Arrangements for Guitar and Harpsichord
The plucked-string partnership of guitar and harpsichord seems a natural one, yet only in the last half-century has it taken root; in his annotation Kraft offers credible reasons for this. Perhaps the most telling is that the modern guitar has a wider range of tone-colour and dynamics than its predecessor (and a greater compass), enabling the two instruments either to blend or to contrast with one another. What is preached in the booklet is persuasively practised in the recording. The chosen music is familiar in its original form and equally, albeit differently, charming in its new garb and the movements from Rodrigo's Fantasia, stripped of their orchestral finery, retain the underlying simplicity that gives them their essential appeal.

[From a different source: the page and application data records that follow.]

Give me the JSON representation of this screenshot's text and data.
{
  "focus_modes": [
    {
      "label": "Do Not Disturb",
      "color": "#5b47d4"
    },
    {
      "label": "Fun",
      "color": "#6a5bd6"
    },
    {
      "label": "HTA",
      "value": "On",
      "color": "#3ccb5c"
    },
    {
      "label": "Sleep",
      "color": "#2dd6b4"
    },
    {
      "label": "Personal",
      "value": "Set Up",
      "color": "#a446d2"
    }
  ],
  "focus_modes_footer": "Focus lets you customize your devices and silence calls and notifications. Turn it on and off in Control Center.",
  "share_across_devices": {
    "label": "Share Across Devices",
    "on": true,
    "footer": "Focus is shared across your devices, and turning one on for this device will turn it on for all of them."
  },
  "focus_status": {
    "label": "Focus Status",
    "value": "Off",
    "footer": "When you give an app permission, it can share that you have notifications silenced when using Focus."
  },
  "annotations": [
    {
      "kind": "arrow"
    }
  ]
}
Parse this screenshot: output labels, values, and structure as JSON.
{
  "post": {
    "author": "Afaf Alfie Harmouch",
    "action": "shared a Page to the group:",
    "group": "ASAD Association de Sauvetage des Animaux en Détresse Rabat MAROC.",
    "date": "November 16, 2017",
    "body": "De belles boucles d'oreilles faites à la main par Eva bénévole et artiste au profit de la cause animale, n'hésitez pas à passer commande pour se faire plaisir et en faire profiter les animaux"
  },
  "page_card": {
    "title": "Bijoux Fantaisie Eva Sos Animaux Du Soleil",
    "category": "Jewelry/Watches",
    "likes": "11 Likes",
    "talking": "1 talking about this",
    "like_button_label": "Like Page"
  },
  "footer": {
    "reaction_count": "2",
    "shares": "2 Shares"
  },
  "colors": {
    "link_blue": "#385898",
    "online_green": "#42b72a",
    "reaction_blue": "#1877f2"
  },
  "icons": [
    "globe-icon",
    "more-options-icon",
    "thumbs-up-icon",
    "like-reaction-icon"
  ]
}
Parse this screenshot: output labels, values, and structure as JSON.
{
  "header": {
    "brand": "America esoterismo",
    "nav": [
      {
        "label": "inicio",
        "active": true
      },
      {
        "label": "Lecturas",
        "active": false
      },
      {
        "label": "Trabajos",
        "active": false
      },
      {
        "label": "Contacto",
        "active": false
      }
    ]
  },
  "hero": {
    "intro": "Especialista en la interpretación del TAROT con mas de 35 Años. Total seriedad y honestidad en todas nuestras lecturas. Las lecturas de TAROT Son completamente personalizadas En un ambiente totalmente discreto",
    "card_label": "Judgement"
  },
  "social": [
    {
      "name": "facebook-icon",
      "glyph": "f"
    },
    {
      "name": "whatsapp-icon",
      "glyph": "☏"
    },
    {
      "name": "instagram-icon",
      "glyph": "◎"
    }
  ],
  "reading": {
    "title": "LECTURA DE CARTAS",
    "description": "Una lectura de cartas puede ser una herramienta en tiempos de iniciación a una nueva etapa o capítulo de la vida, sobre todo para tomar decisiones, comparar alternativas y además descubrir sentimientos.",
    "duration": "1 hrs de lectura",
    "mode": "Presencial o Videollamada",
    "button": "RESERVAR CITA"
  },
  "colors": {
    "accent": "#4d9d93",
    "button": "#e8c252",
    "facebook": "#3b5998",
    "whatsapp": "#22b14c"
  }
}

Some years ago I told a very famous harpsichordist that I looked forward to the day when all guitarists would be musicians, a hope that was promptly echoed in respect of harpsichordists! When Kraft and Silver become norms, Nirvana will be a reality. It would be difficult to fault them—and certainly not worth the effort; by any reasonable criterion this is splendidly refreshing music-making. If you do not recognize the foregoing as a strong recommendation to buy this delightful record, then my ability to communicate is surely in serious decline.'